__Work item__. Down to the last line, repeat the entries exactly and drop any image.

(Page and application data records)
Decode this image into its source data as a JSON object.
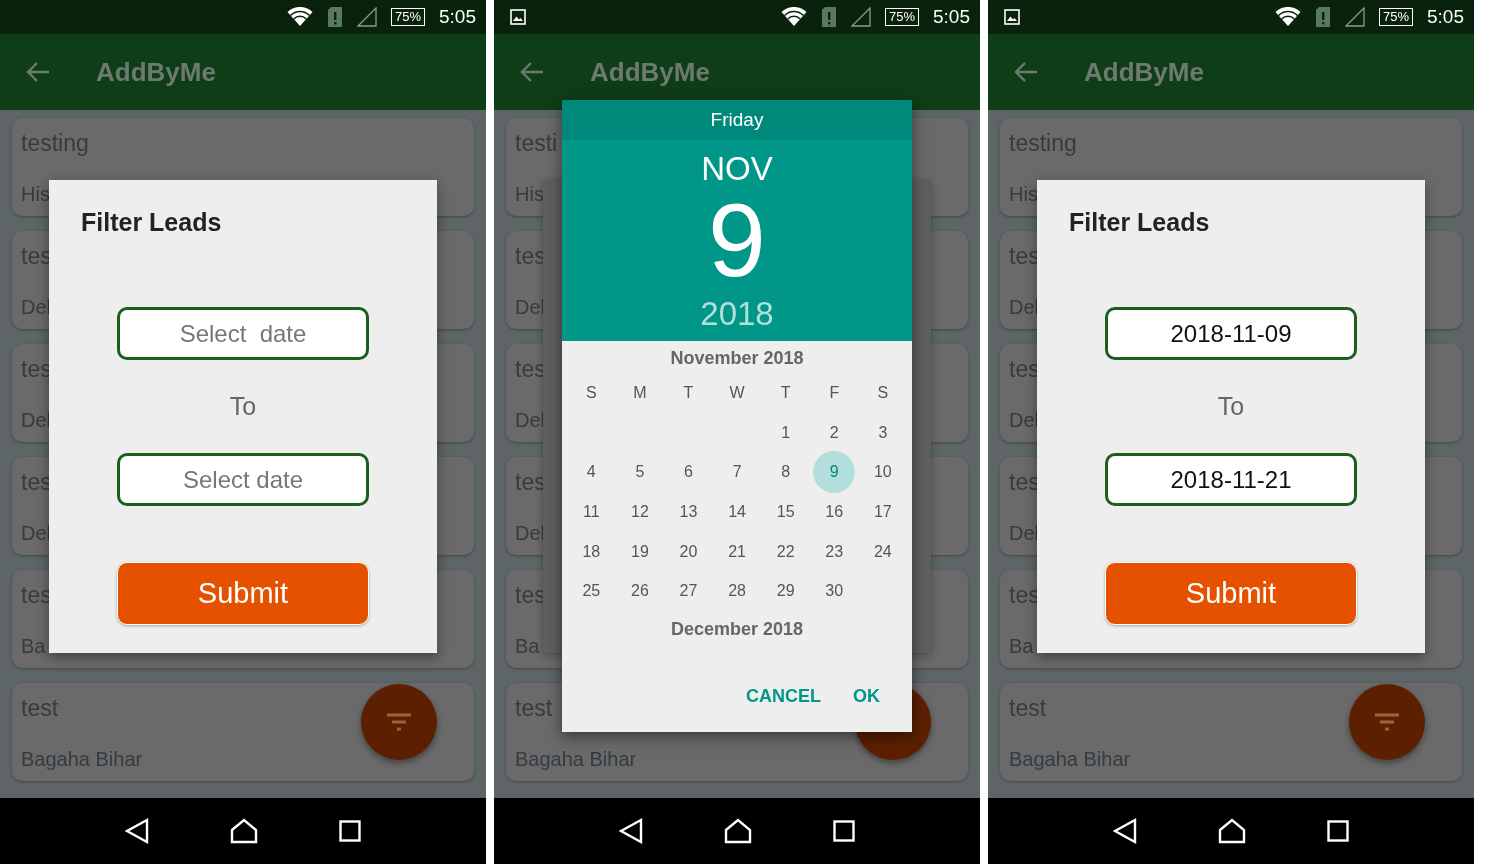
{
  "phones": [
    {
      "status_bar": {
        "image_icon": false,
        "battery": "75%",
        "time": "5:05"
      },
      "app_bar": {
        "title": "AddByMe"
      },
      "cards": [
        {
          "title": "testing",
          "subtitle": "His"
        },
        {
          "title": "tes",
          "subtitle": "Del"
        },
        {
          "title": "tes",
          "subtitle": "Del"
        },
        {
          "title": "tes",
          "subtitle": "Del"
        },
        {
          "title": "tes",
          "subtitle": "Ba"
        },
        {
          "title": "test",
          "subtitle": "Bagaha Bihar"
        }
      ],
      "dialog": {
        "kind": "filter",
        "title": "Filter Leads",
        "from": {
          "placeholder": "Select  date"
        },
        "to_label": "To",
        "to": {
          "placeholder": "Select date"
        },
        "submit": "Submit"
      }
    },
    {
      "status_bar": {
        "image_icon": true,
        "battery": "75%",
        "time": "5:05"
      },
      "app_bar": {
        "title": "AddByMe"
      },
      "cards": [
        {
          "title": "testi",
          "subtitle": "His"
        },
        {
          "title": "tes",
          "subtitle": "Del"
        },
        {
          "title": "tes",
          "subtitle": "Del"
        },
        {
          "title": "tes",
          "subtitle": "Del"
        },
        {
          "title": "tes",
          "subtitle": "Ba"
        },
        {
          "title": "test",
          "subtitle": "Bagaha Bihar"
        }
      ],
      "dialog": {
        "kind": "date_picker",
        "weekday": "Friday",
        "month": "NOV",
        "day": "9",
        "year": "2018",
        "month_title": "November 2018",
        "weekday_labels": [
          "S",
          "M",
          "T",
          "W",
          "T",
          "F",
          "S"
        ],
        "weeks": [
          {
            "days": [
              {
                "label": "1",
                "selected": false
              },
              {
                "label": "2",
                "selected": false
              },
              {
                "label": "3",
                "selected": false
              }
            ]
          },
          {
            "days": [
              {
                "label": "4",
                "selected": false
              },
              {
                "label": "5",
                "selected": false
              },
              {
                "label": "6",
                "selected": false
              },
              {
                "label": "7",
                "selected": false
              },
              {
                "label": "8",
                "selected": false
              },
              {
                "label": "9",
                "selected": true
              },
              {
                "label": "10",
                "selected": false
              }
            ]
          },
          {
            "days": [
              {
                "label": "11",
                "selected": false
              },
              {
                "label": "12",
                "selected": false
              },
              {
                "label": "13",
                "selected": false
              },
              {
                "label": "14",
                "selected": false
              },
              {
                "label": "15",
                "selected": false
              },
              {
                "label": "16",
                "selected": false
              },
              {
                "label": "17",
                "selected": false
              }
            ]
          },
          {
            "days": [
              {
                "label": "18",
                "selected": false
              },
              {
                "label": "19",
                "selected": false
              },
              {
                "label": "20",
                "selected": false
              },
              {
                "label": "21",
                "selected": false
              },
              {
                "label": "22",
                "selected": false
              },
              {
                "label": "23",
                "selected": false
              },
              {
                "label": "24",
                "selected": false
              }
            ]
          },
          {
            "days": [
              {
                "label": "25",
                "selected": false
              },
              {
                "label": "26",
                "selected": false
              },
              {
                "label": "27",
                "selected": false
              },
              {
                "label": "28",
                "selected": false
              },
              {
                "label": "29",
                "selected": false
              },
              {
                "label": "30",
                "selected": false
              }
            ]
          }
        ],
        "next_month_title": "December 2018",
        "buttons": [
          "CANCEL",
          "OK"
        ]
      }
    },
    {
      "status_bar": {
        "image_icon": true,
        "battery": "75%",
        "time": "5:05"
      },
      "app_bar": {
        "title": "AddByMe"
      },
      "cards": [
        {
          "title": "testing",
          "subtitle": "His"
        },
        {
          "title": "tes",
          "subtitle": "Del"
        },
        {
          "title": "tes",
          "subtitle": "Del"
        },
        {
          "title": "tes",
          "subtitle": "Del"
        },
        {
          "title": "tes",
          "subtitle": "Ba"
        },
        {
          "title": "test",
          "subtitle": "Bagaha Bihar"
        }
      ],
      "dialog": {
        "kind": "filter",
        "title": "Filter Leads",
        "from": {
          "value": "2018-11-09"
        },
        "to_label": "To",
        "to": {
          "value": "2018-11-21"
        },
        "submit": "Submit"
      }
    }
  ]
}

__Response area__.
Decode this image into its source data as a JSON object.
{
  "phones": [
    {
      "status_bar": {
        "image_icon": false,
        "battery": "75%",
        "time": "5:05"
      },
      "app_bar": {
        "title": "AddByMe"
      },
      "cards": [
        {
          "title": "testing",
          "subtitle": "His"
        },
        {
          "title": "tes",
          "subtitle": "Del"
        },
        {
          "title": "tes",
          "subtitle": "Del"
        },
        {
          "title": "tes",
          "subtitle": "Del"
        },
        {
          "title": "tes",
          "subtitle": "Ba"
        },
        {
          "title": "test",
          "subtitle": "Bagaha Bihar"
        }
      ],
      "dialog": {
        "kind": "filter",
        "title": "Filter Leads",
        "from": {
          "placeholder": "Select  date"
        },
        "to_label": "To",
        "to": {
          "placeholder": "Select date"
        },
        "submit": "Submit"
      }
    },
    {
      "status_bar": {
        "image_icon": true,
        "battery": "75%",
        "time": "5:05"
      },
      "app_bar": {
        "title": "AddByMe"
      },
      "cards": [
        {
          "title": "testi",
          "subtitle": "His"
        },
        {
          "title": "tes",
          "subtitle": "Del"
        },
        {
          "title": "tes",
          "subtitle": "Del"
        },
        {
          "title": "tes",
          "subtitle": "Del"
        },
        {
          "title": "tes",
          "subtitle": "Ba"
        },
        {
          "title": "test",
          "subtitle": "Bagaha Bihar"
        }
      ],
      "dialog": {
        "kind": "date_picker",
        "weekday": "Friday",
        "month": "NOV",
        "day": "9",
        "year": "2018",
        "month_title": "November 2018",
        "weekday_labels": [
          "S",
          "M",
          "T",
          "W",
          "T",
          "F",
          "S"
        ],
        "weeks": [
          {
            "days": [
              {
                "label": "1",
                "selected": false
              },
              {
                "label": "2",
                "selected": false
              },
              {
                "label": "3",
                "selected": false
              }
            ]
          },
          {
            "days": [
              {
                "label": "4",
                "selected": false
              },
              {
                "label": "5",
                "selected": false
              },
              {
                "label": "6",
                "selected": false
              },
              {
                "label": "7",
                "selected": false
              },
              {
                "label": "8",
                "selected": false
              },
              {
                "label": "9",
                "selected": true
              },
              {
                "label": "10",
                "selected": false
              }
            ]
          },
          {
            "days": [
              {
                "label": "11",
                "selected": false
              },
              {
                "label": "12",
                "selected": false
              },
              {
                "label": "13",
                "selected": false
              },
              {
                "label": "14",
                "selected": false
              },
              {
                "label": "15",
                "selected": false
              },
              {
                "label": "16",
                "selected": false
              },
              {
                "label": "17",
                "selected": false
              }
            ]
          },
          {
            "days": [
              {
                "label": "18",
                "selected": false
              },
              {
                "label": "19",
                "selected": false
              },
              {
                "label": "20",
                "selected": false
              },
              {
                "label": "21",
                "selected": false
              },
              {
                "label": "22",
                "selected": false
              },
              {
                "label": "23",
                "selected": false
              },
              {
                "label": "24",
                "selected": false
              }
            ]
          },
          {
            "days": [
              {
                "label": "25",
                "selected": false
              },
              {
                "label": "26",
                "selected": false
              },
              {
                "label": "27",
                "selected": false
              },
              {
                "label": "28",
                "selected": false
              },
              {
                "label": "29",
                "selected": false
              },
              {
                "label": "30",
                "selected": false
              }
            ]
          }
        ],
        "next_month_title": "December 2018",
        "buttons": [
          "CANCEL",
          "OK"
        ]
      }
    },
    {
      "status_bar": {
        "image_icon": true,
        "battery": "75%",
        "time": "5:05"
      },
      "app_bar": {
        "title": "AddByMe"
      },
      "cards": [
        {
          "title": "testing",
          "subtitle": "His"
        },
        {
          "title": "tes",
          "subtitle": "Del"
        },
        {
          "title": "tes",
          "subtitle": "Del"
        },
        {
          "title": "tes",
          "subtitle": "Del"
        },
        {
          "title": "tes",
          "subtitle": "Ba"
        },
        {
          "title": "test",
          "subtitle": "Bagaha Bihar"
        }
      ],
      "dialog": {
        "kind": "filter",
        "title": "Filter Leads",
        "from": {
          "value": "2018-11-09"
        },
        "to_label": "To",
        "to": {
          "value": "2018-11-21"
        },
        "submit": "Submit"
      }
    }
  ]
}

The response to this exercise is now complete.